The LGBTQ community in Botswana is hopeful that the country’s High Court will take a leap forward by decriminalising homosexuality.
On Thursday, 14 March, a full bench of the court will hear a case challenging the constitutionality of sections 164(a), 164(c) and 167 of the Botswana Penal Code. These provisions criminalise same-sex sexual conduct between consenting adults in Botswana and impose a maximum sentence of seven years’ imprisonment.
The case, filed by a gay man identified as LM, was originally set to have been heard in May 2018 but was postponed due to logistical reasons.
The organisation Lesbians, Gays and Bisexuals of Botswana (Legabibo) is admitted as a friend of the court in the proceedings. It will present the judges with the practical and social effects the laws have on the daily lives and experiences of LGBTQ persons.

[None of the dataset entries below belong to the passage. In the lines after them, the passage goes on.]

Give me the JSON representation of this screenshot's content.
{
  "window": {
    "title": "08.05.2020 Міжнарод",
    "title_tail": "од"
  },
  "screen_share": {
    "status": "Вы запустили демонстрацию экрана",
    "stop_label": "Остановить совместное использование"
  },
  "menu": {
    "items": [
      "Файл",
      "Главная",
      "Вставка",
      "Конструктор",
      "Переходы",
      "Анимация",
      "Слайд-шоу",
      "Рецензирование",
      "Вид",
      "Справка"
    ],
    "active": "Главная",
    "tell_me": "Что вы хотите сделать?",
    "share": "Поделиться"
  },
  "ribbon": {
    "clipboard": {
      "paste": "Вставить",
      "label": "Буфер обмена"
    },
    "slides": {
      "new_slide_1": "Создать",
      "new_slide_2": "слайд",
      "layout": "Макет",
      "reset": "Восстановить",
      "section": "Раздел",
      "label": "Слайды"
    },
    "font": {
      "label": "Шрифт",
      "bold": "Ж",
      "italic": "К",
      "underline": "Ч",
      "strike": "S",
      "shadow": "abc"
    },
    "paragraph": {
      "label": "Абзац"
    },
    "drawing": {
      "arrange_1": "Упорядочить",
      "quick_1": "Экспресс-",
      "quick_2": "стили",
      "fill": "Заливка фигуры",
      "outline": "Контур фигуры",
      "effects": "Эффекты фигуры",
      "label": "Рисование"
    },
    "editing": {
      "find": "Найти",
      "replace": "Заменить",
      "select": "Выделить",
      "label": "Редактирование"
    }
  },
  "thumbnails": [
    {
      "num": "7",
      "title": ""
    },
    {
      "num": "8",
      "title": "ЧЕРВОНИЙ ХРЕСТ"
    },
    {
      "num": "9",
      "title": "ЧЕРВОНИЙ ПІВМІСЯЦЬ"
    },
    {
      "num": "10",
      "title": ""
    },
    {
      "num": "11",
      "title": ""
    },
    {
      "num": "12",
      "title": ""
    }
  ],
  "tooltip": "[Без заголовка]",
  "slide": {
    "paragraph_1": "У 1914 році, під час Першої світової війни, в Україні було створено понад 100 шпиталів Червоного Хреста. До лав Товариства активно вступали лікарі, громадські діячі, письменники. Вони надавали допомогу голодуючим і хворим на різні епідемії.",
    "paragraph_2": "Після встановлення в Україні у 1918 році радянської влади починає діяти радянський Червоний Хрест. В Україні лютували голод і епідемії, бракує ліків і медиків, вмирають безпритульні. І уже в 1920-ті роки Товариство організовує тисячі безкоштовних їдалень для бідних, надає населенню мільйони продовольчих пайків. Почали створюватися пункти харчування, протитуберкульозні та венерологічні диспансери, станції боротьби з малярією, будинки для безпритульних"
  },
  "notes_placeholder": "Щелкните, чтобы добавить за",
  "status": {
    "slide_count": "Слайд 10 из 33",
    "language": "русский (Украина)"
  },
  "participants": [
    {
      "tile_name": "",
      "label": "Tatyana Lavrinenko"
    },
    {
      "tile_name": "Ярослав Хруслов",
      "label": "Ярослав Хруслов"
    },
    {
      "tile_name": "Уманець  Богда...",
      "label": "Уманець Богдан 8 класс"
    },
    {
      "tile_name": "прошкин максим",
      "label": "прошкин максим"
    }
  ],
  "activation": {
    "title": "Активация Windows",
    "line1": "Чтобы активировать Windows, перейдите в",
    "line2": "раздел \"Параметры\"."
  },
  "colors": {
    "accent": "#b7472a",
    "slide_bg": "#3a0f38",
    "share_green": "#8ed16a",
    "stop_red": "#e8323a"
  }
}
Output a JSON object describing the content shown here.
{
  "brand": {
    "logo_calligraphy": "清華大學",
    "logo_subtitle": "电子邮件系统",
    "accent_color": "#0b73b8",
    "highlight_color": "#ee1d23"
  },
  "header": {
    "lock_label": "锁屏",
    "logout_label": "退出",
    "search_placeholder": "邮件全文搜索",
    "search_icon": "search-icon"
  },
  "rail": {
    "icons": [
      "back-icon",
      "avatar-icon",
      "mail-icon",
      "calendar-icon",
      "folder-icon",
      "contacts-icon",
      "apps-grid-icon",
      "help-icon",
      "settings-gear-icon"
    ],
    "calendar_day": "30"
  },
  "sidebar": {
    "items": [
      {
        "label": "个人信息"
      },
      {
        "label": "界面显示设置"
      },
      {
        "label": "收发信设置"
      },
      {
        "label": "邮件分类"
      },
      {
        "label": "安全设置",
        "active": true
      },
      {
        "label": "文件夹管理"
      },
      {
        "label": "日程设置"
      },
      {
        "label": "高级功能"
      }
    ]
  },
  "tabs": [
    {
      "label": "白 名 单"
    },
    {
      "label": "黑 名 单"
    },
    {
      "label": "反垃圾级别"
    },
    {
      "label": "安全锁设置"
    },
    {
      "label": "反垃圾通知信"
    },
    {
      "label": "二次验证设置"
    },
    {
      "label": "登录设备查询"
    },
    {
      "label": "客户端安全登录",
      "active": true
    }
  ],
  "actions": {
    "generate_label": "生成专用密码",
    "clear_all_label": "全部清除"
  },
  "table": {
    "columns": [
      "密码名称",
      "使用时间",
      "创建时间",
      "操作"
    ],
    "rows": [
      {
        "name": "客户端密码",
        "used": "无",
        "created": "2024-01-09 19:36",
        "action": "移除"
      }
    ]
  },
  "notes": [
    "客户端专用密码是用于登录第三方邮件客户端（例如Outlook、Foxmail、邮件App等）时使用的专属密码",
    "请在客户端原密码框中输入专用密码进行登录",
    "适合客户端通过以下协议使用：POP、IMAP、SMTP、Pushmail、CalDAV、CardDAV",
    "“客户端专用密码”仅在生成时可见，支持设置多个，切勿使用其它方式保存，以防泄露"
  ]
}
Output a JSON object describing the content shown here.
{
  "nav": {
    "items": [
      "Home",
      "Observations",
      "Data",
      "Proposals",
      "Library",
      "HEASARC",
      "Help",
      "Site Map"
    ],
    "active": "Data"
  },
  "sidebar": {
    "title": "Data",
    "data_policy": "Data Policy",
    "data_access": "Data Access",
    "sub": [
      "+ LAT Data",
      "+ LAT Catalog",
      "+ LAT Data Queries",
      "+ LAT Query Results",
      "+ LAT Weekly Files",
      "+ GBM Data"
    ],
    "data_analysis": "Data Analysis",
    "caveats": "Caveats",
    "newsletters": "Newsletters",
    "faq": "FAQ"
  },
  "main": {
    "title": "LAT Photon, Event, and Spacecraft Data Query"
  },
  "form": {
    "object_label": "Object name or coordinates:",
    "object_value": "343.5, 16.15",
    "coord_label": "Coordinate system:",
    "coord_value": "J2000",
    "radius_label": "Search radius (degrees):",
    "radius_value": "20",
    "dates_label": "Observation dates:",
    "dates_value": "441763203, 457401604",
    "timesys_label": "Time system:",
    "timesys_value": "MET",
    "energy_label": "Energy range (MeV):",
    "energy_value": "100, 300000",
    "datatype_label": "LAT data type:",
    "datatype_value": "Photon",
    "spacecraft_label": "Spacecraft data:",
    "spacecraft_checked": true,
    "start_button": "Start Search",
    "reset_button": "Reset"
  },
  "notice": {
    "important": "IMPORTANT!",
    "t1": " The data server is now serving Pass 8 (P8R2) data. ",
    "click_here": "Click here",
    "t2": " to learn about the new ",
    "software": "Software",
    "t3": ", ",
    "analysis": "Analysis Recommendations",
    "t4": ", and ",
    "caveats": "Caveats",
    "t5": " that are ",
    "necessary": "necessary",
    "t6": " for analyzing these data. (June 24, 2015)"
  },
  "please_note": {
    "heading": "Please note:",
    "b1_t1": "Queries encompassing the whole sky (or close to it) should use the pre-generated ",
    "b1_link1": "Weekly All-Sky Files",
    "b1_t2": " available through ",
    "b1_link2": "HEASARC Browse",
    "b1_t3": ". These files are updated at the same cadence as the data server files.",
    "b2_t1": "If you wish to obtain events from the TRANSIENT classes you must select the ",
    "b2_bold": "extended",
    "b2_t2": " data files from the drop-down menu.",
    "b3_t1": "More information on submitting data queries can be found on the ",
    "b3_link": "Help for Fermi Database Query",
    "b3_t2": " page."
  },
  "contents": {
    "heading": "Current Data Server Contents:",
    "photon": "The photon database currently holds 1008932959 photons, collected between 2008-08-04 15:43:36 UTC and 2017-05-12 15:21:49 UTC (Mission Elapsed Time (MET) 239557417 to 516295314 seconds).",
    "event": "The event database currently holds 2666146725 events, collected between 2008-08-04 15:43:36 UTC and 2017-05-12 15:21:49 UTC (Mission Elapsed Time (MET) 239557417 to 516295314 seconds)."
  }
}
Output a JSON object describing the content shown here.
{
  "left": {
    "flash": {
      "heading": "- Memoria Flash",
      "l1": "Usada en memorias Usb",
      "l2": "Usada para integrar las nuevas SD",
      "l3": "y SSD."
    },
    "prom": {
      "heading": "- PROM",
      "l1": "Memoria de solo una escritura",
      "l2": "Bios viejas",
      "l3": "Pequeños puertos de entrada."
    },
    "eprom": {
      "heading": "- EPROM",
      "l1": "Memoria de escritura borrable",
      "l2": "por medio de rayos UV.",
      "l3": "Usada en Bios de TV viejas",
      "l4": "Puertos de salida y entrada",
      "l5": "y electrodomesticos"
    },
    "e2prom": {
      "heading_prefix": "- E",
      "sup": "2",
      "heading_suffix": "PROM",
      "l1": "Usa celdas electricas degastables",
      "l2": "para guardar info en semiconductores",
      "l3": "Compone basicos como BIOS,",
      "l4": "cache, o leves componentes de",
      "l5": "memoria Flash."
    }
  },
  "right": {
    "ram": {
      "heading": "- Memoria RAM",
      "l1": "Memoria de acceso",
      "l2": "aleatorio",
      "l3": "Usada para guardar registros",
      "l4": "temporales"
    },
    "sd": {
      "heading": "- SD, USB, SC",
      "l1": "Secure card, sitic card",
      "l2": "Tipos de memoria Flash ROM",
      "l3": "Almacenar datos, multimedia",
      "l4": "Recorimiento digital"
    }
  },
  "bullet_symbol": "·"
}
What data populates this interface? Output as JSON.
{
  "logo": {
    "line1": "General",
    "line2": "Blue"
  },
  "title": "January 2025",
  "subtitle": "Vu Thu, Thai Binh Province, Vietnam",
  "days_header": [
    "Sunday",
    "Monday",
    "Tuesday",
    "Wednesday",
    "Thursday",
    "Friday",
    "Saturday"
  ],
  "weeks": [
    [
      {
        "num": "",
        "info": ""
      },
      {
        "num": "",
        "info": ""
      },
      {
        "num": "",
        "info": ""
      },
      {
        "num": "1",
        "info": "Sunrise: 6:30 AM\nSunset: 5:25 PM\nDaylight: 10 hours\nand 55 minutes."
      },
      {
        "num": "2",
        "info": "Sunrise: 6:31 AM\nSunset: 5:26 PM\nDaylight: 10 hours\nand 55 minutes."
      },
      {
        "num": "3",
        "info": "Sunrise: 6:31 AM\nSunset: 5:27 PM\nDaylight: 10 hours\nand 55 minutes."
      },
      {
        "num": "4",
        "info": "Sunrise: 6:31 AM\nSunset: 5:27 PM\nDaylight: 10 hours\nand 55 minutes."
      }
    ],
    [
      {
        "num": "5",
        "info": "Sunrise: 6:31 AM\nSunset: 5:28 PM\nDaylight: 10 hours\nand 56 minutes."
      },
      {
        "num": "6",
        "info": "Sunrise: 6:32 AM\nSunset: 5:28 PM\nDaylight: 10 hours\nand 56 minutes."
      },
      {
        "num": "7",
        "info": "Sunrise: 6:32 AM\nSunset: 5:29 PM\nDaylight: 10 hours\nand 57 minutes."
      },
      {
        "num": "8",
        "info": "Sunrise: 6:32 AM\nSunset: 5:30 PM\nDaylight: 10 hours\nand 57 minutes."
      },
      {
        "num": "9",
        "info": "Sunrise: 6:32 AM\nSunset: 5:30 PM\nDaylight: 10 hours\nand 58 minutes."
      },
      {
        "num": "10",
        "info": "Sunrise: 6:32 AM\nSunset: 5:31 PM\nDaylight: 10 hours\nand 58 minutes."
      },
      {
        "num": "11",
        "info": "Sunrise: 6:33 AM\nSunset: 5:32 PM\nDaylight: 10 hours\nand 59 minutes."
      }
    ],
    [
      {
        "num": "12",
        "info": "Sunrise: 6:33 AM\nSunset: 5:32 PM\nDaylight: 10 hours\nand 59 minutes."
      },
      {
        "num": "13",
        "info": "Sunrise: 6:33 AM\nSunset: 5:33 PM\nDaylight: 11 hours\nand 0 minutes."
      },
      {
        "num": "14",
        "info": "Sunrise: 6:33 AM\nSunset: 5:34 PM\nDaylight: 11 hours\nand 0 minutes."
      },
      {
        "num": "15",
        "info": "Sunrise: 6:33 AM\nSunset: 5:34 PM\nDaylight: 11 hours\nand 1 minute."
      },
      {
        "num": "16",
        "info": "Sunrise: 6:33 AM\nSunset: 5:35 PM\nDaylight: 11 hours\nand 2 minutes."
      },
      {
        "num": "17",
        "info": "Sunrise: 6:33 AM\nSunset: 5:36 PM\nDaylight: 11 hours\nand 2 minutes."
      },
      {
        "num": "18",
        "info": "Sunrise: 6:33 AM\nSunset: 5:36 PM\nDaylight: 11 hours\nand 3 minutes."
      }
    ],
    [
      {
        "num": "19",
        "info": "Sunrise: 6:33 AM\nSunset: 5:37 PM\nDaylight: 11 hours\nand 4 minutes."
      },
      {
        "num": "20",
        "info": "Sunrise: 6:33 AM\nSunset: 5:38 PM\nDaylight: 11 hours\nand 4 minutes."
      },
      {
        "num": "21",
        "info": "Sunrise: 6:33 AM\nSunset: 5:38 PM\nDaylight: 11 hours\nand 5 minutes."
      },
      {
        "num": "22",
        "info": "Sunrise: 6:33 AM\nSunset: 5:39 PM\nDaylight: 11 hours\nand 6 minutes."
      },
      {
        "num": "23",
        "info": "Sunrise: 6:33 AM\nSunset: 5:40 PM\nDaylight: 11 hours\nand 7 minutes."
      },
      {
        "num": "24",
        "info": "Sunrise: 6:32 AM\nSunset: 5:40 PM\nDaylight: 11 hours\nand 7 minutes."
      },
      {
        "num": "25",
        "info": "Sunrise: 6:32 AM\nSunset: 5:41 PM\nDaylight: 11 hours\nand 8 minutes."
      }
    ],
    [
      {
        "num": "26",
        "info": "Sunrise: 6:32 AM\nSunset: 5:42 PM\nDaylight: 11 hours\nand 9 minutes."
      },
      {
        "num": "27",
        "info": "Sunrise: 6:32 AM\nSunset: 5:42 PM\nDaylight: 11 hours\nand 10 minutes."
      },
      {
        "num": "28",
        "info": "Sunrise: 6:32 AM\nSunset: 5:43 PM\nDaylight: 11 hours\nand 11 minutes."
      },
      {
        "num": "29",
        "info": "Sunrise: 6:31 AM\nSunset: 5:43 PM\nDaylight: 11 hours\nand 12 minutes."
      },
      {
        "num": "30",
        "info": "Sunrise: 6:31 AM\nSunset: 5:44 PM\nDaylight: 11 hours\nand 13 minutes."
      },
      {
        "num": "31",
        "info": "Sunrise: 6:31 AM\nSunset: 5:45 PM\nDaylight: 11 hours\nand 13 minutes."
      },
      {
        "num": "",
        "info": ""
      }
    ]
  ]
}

Particularly, the submission will illustrate how the criminalisation of same-sex sexual conduct limits LGBTQ people’s ability to access basic social services, increases their chances to discrimination, and infringes on their basic human dignity.
“Botswana is a diverse society and the Constitution protects the freedoms and dignity of all persons in Botswana, regardless whether you are gay, lesbian, bisexual transgender or intersex”, commented Anna Mmolai-Chalmers, Legabibo’s CEO.
“Importantly, this has been acknowledged by our very own President, His Excellency Dr Mokgweetsi Masisi, during the commemoration of 16 days of activism against violence on women and children in December 2018,” said Mmolai-Chalmers. “There, he emphasised that ‘there are also many people of same sex relationships in this country, who have been violated and have also suffered in silence for fear of being discriminated. Just like other citizens, they deserve to have their rights protected’…”
The courts in Botswana have increasingly affirmed the rights of LGBTQ people in a number of previous matters. In 2016, Legabibo won a historic case in the Court of Appeal that saw the government being ordered to officially acknowledge and register the organisation.
In two separate landmark cases, in September and December 2017, the courts also ordered the government to fully recognise the gender identity of transgender individuals.
“Through their sound legal reasoning and constitutional jurisprudence, the Botswana courts have set an example for other courts in the region on the important role the courts can and should play in protecting and promoting human rights of all persons, including marginalised groups,” said Tashwill Esterhuizen, LGBT and Sex Workers Rights Programme Lawyer, at the Southern Africa Litigation Centre (SALC). “We are confident and hopeful that the court will uphold the human rights of the LGBTI community.”